The demands of an ever-changing society and jurisprudentia from our CC, in particular, it is doubtful that the statute would pass constitutional muster in our democracy. The great lesson is that we must know that the entire ‘government is a human affair’, and ‘that men are ruled, not by words on paper or by abstract theories, but by other men’ (Justice Handy who found the defendants not guilty).

Conclusion

We live in a democracy with a melange of socially and culturally diverse expectations. There is a constitutional duty, if not a mandate, that rests on the ‘shoulders’ of the courts to avoid straddling when approaching interpretation of statutes as it goes to the very conscience of the public domain.

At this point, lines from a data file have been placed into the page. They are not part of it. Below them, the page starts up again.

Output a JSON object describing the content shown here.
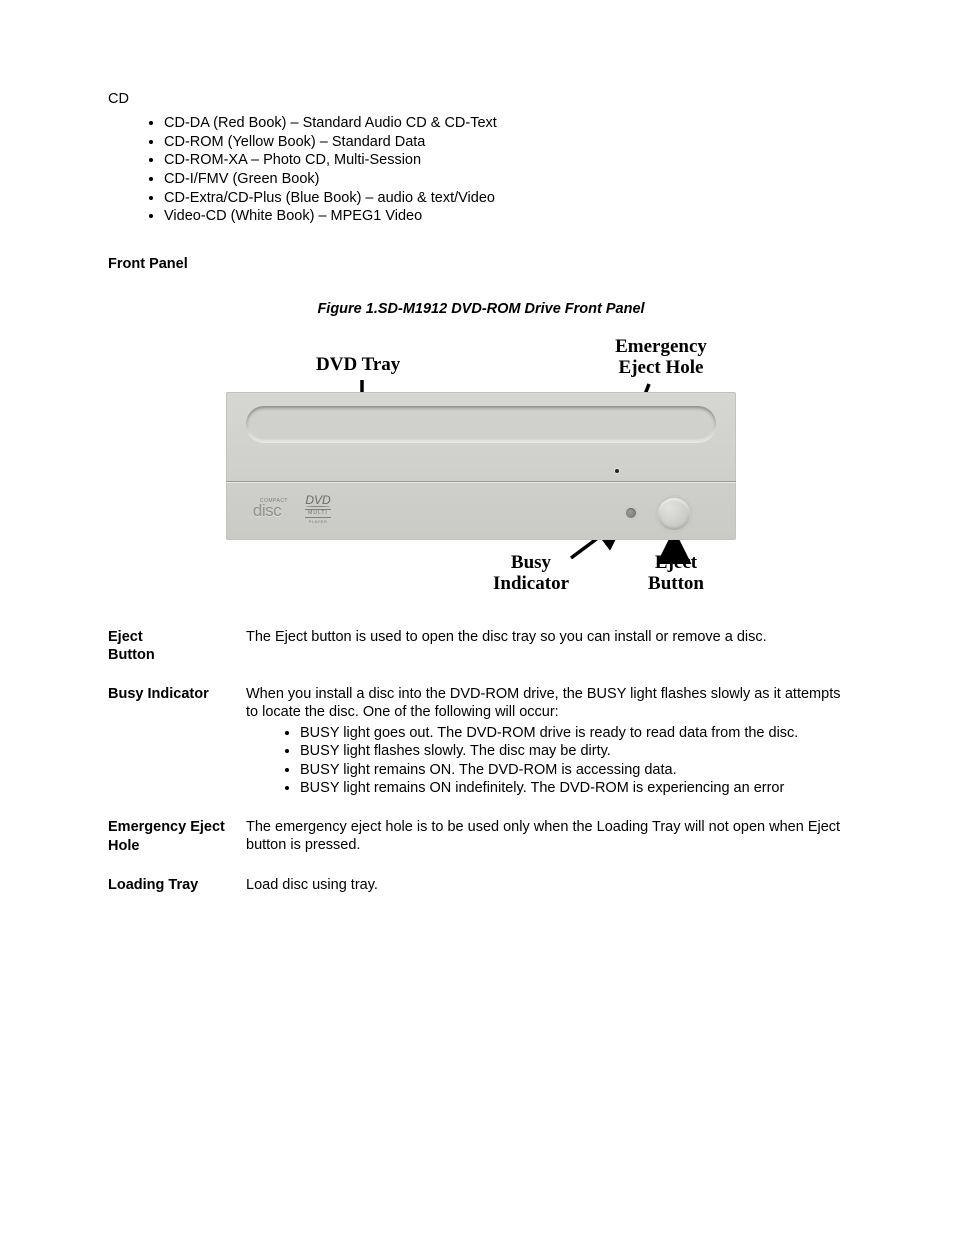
{
  "cd_label": "CD",
  "cd_formats": [
    "CD-DA (Red Book) – Standard Audio CD  & CD-Text",
    "CD-ROM (Yellow Book) – Standard Data",
    "CD-ROM-XA – Photo CD, Multi-Session",
    "CD-I/FMV (Green Book)",
    "CD-Extra/CD-Plus (Blue Book) – audio & text/Video",
    "Video-CD (White Book) – MPEG1 Video"
  ],
  "front_panel_heading": "Front Panel",
  "figure_caption": "Figure 1.SD-M1912 DVD-ROM Drive Front Panel",
  "figure_labels": {
    "dvd_tray": "DVD Tray",
    "emergency_eject_hole": "Emergency\nEject Hole",
    "busy_indicator": "Busy\nIndicator",
    "eject_button": "Eject\nButton"
  },
  "logos": {
    "compact": "COMPACT",
    "disc": "disc",
    "dvd": "DVD",
    "multi": "MULTI",
    "player": "PLAYER"
  },
  "definitions": [
    {
      "term": "Eject\n Button",
      "body": "The Eject button is used to open the disc tray so you can install or remove a disc.",
      "bullets": []
    },
    {
      "term": "Busy Indicator",
      "body": "When you install a disc into the DVD-ROM drive, the BUSY light flashes slowly as it attempts to locate the disc. One of the following will occur:",
      "bullets": [
        "BUSY light goes out. The DVD-ROM drive is ready to read data from the disc.",
        "BUSY light flashes slowly. The disc may be dirty.",
        "BUSY light remains ON. The DVD-ROM is accessing data.",
        "BUSY light remains ON indefinitely. The DVD-ROM is experiencing an error"
      ]
    },
    {
      "term": "Emergency Eject Hole",
      "body": "The emergency eject hole is to be used only when the Loading Tray will not open when Eject button is pressed.",
      "bullets": []
    },
    {
      "term": "Loading Tray",
      "body": "Load disc using tray.",
      "bullets": []
    }
  ]
}
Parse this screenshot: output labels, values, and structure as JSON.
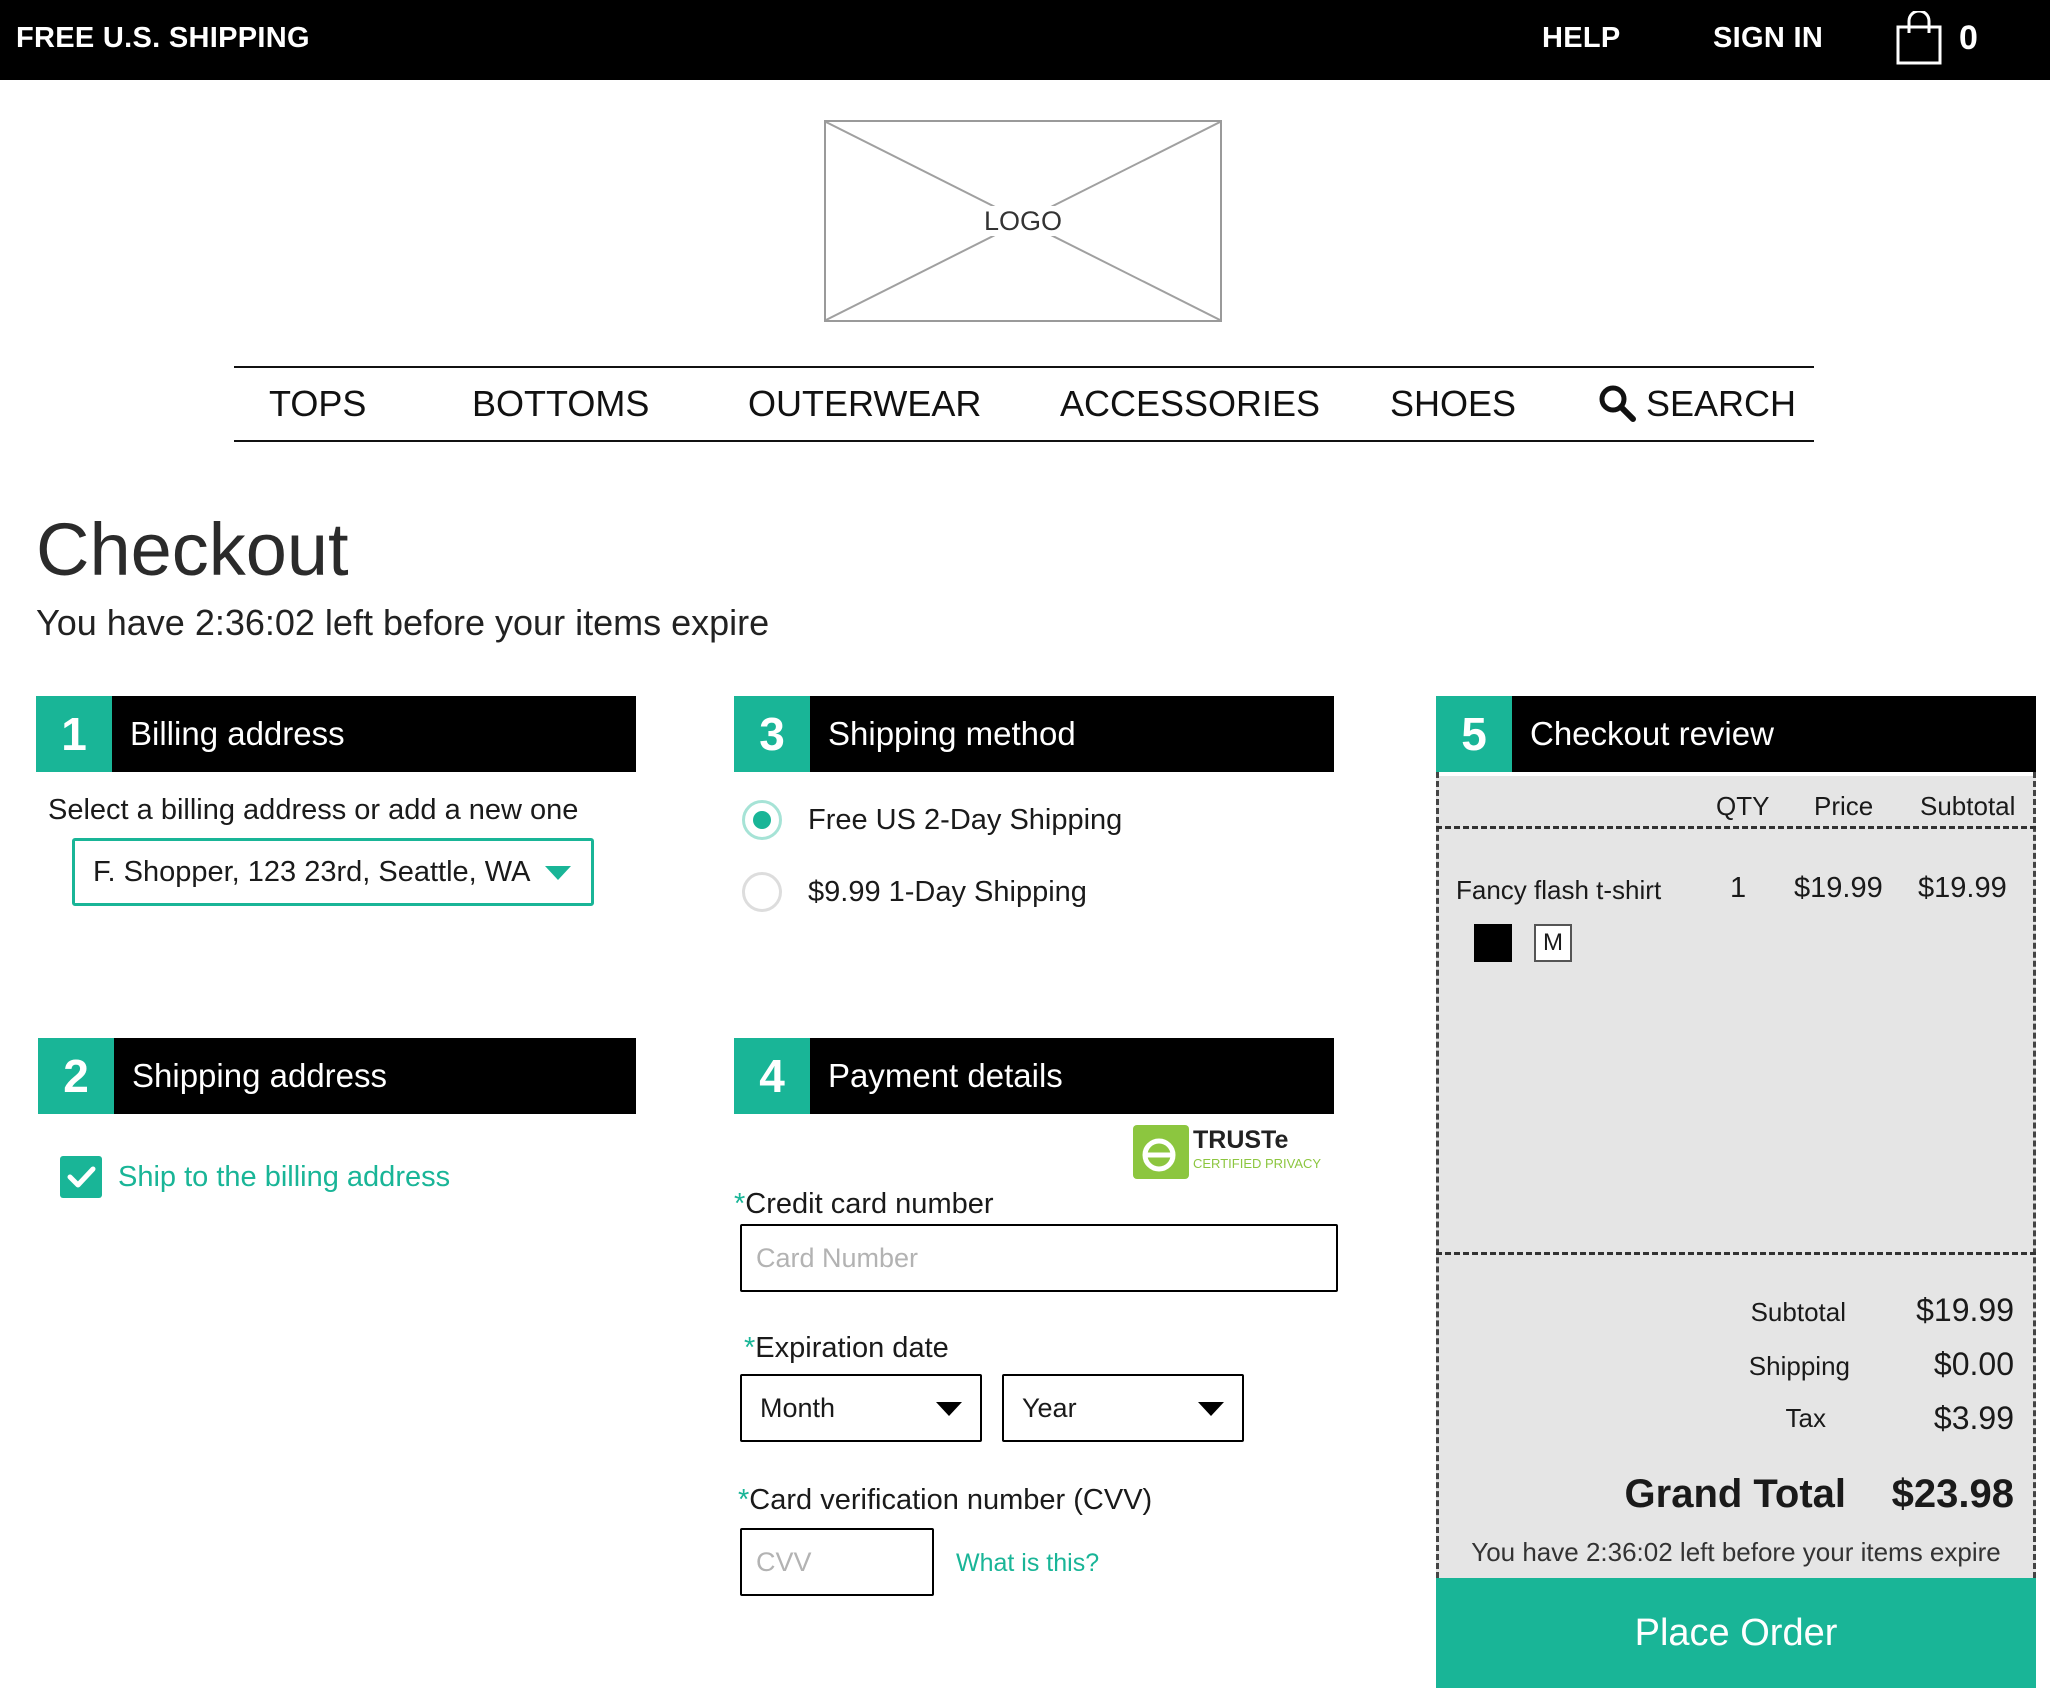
{
  "topbar": {
    "promo": "FREE U.S. SHIPPING",
    "help": "HELP",
    "sign_in": "SIGN IN",
    "cart_count": "0"
  },
  "logo": {
    "label": "LOGO"
  },
  "nav": {
    "items": [
      "TOPS",
      "BOTTOMS",
      "OUTERWEAR",
      "ACCESSORIES",
      "SHOES"
    ],
    "search": "SEARCH"
  },
  "page": {
    "title": "Checkout",
    "timer_text": "You have 2:36:02 left before your items expire"
  },
  "billing": {
    "number": "1",
    "title": "Billing address",
    "instruction": "Select a billing address or add a new one",
    "selected": "F. Shopper, 123 23rd, Seattle, WA"
  },
  "shipping_address": {
    "number": "2",
    "title": "Shipping address",
    "checkbox_label": "Ship to the billing address",
    "checked": true
  },
  "shipping_method": {
    "number": "3",
    "title": "Shipping method",
    "options": [
      {
        "label": "Free US 2-Day Shipping",
        "selected": true
      },
      {
        "label": "$9.99 1-Day Shipping",
        "selected": false
      }
    ]
  },
  "payment": {
    "number": "4",
    "title": "Payment details",
    "badge": {
      "name": "TRUSTe",
      "sub": "CERTIFIED PRIVACY"
    },
    "card_label": "Credit card number",
    "card_placeholder": "Card Number",
    "exp_label": "Expiration date",
    "month": "Month",
    "year": "Year",
    "cvv_label": "Card verification number (CVV)",
    "cvv_placeholder": "CVV",
    "cvv_help": "What is this?",
    "required_mark": "*"
  },
  "review": {
    "number": "5",
    "title": "Checkout review",
    "columns": [
      "QTY",
      "Price",
      "Subtotal"
    ],
    "items": [
      {
        "name": "Fancy flash t-shirt",
        "qty": "1",
        "price": "$19.99",
        "subtotal": "$19.99",
        "color": "#000000",
        "size": "M"
      }
    ],
    "totals": {
      "subtotal_label": "Subtotal",
      "subtotal": "$19.99",
      "shipping_label": "Shipping",
      "shipping": "$0.00",
      "tax_label": "Tax",
      "tax": "$3.99"
    },
    "grand_total_label": "Grand Total",
    "grand_total": "$23.98",
    "timer_text": "You have 2:36:02 left before your items expire",
    "place_order": "Place Order"
  },
  "colors": {
    "accent": "#19b597",
    "bar": "#000000",
    "panel": "#e5e5e5"
  }
}
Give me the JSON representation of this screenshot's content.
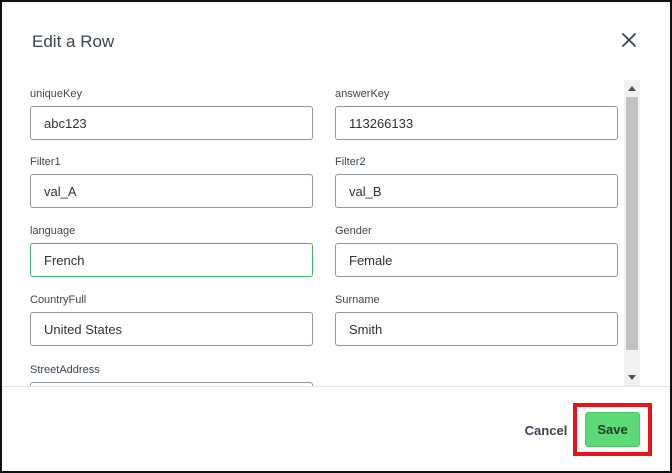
{
  "dialog": {
    "title": "Edit a Row",
    "close_icon": "close-icon"
  },
  "fields": {
    "uniqueKey": {
      "label": "uniqueKey",
      "value": "abc123"
    },
    "answerKey": {
      "label": "answerKey",
      "value": "113266133"
    },
    "filter1": {
      "label": "Filter1",
      "value": "val_A"
    },
    "filter2": {
      "label": "Filter2",
      "value": "val_B"
    },
    "language": {
      "label": "language",
      "value": "French"
    },
    "gender": {
      "label": "Gender",
      "value": "Female"
    },
    "countryFull": {
      "label": "CountryFull",
      "value": "United States"
    },
    "surname": {
      "label": "Surname",
      "value": "Smith"
    },
    "streetAddress": {
      "label": "StreetAddress",
      "value": ""
    }
  },
  "footer": {
    "cancel_label": "Cancel",
    "save_label": "Save"
  },
  "colors": {
    "focus_border": "#3bb873",
    "save_button": "#5ed977",
    "highlight": "#e8141a"
  }
}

It is a known fact that the wellspring from which our legislature draws its legitimacy is of course the ballot box, the electorate. It is the ultimate expression of public opinion with which the legislature is charged with ensuring that it gives effect to the aspirations and concerns of the public. Public opinion though, is very slight and has very little significance to interfere with the course of justice. It is no surprise when we hear ‘buzzwords and catch-phrases such as “reason-giving requirement,” “reasoned elaboration,” “public reason,” and “public justification,” have, along with a host of others, become major themes of the legal … lexicon’ (Mathilde Cohen ‘When Judges Have Reasons Not to Give Reasons: A Comparative Law Approach’ (2015) 72 Washington and Lee Law Review 483).

In as much as humans are ‘connoisseurs’ of memory, equally so we become the assassins of our very own memory. To keep up with a more scientific temper, spirit of reform and excellence in the judiciary, it is important to stay alive to the reality changes that take place in our jurisprudence and of course to apply the law with a degree of warmth of tradition in upholding the values as enshrined in our Constitution. As Upendra Baxi states one must aspire and aim towards ‘certainty where uncertainty prevails, order where chaos reigns, uniformity where diversity is on rampage and consistency where inconsistency is the rule’ (Upendra Baxi ‘Demosprudence versus jurisprudence: The Indian judicial experience in the context of comparative constitutional studies’ (2014) 14 Macquarie Law Journal 3).

In my final analysis, not claiming immutability of judgment, and having regards to the process of legal observations, without trying to reshape any evidence, it is my view that the four defendants be found not guilty of murder.

Ganasen Narayansamy JP.ED (Springfield College of Education) SP.ED (UKZN) BCom BProc LLB Conveyancing and Notarial Practice (NDP) LLM (Unisa) is an additional magistrate in Queenstown.

This article was first published in De Rebus in 2024 (Jan/Feb) DR 21.

X